▸ **Problem**
Word for word, print every entry below.

Items from an interface collection

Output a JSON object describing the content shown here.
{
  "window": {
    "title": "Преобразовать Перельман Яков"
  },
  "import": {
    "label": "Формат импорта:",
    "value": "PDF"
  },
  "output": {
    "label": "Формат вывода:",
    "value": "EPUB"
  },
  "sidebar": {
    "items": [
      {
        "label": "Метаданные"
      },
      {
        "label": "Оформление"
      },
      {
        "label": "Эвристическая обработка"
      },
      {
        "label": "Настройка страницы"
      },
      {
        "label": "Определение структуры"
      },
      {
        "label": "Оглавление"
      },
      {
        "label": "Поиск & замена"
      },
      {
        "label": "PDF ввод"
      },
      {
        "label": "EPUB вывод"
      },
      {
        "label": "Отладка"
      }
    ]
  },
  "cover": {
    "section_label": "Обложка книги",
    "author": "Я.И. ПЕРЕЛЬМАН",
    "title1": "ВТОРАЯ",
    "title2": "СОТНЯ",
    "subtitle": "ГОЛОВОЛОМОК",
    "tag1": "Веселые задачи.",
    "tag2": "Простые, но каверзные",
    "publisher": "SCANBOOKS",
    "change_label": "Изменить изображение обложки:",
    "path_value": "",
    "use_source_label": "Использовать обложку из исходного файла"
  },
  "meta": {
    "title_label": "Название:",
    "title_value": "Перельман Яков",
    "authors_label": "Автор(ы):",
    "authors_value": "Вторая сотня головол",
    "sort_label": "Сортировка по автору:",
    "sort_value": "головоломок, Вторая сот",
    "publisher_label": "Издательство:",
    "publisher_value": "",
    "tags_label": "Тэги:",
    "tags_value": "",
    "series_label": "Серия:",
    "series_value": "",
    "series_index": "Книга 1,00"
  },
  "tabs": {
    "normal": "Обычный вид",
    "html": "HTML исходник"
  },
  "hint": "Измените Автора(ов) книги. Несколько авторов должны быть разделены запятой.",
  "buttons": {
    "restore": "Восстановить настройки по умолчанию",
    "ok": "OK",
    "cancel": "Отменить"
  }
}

▸ **Answer for the task**
Output a JSON object describing the content shown here.
{
  "window": {
    "title": "Преобразовать Перельман Яков"
  },
  "import": {
    "label": "Формат импорта:",
    "value": "PDF"
  },
  "output": {
    "label": "Формат вывода:",
    "value": "EPUB"
  },
  "sidebar": {
    "items": [
      {
        "label": "Метаданные"
      },
      {
        "label": "Оформление"
      },
      {
        "label": "Эвристическая обработка"
      },
      {
        "label": "Настройка страницы"
      },
      {
        "label": "Определение структуры"
      },
      {
        "label": "Оглавление"
      },
      {
        "label": "Поиск & замена"
      },
      {
        "label": "PDF ввод"
      },
      {
        "label": "EPUB вывод"
      },
      {
        "label": "Отладка"
      }
    ]
  },
  "cover": {
    "section_label": "Обложка книги",
    "author": "Я.И. ПЕРЕЛЬМАН",
    "title1": "ВТОРАЯ",
    "title2": "СОТНЯ",
    "subtitle": "ГОЛОВОЛОМОК",
    "tag1": "Веселые задачи.",
    "tag2": "Простые, но каверзные",
    "publisher": "SCANBOOKS",
    "change_label": "Изменить изображение обложки:",
    "path_value": "",
    "use_source_label": "Использовать обложку из исходного файла"
  },
  "meta": {
    "title_label": "Название:",
    "title_value": "Перельман Яков",
    "authors_label": "Автор(ы):",
    "authors_value": "Вторая сотня головол",
    "sort_label": "Сортировка по автору:",
    "sort_value": "головоломок, Вторая сот",
    "publisher_label": "Издательство:",
    "publisher_value": "",
    "tags_label": "Тэги:",
    "tags_value": "",
    "series_label": "Серия:",
    "series_value": "",
    "series_index": "Книга 1,00"
  },
  "tabs": {
    "normal": "Обычный вид",
    "html": "HTML исходник"
  },
  "hint": "Измените Автора(ов) книги. Несколько авторов должны быть разделены запятой.",
  "buttons": {
    "restore": "Восстановить настройки по умолчанию",
    "ok": "OK",
    "cancel": "Отменить"
  }
}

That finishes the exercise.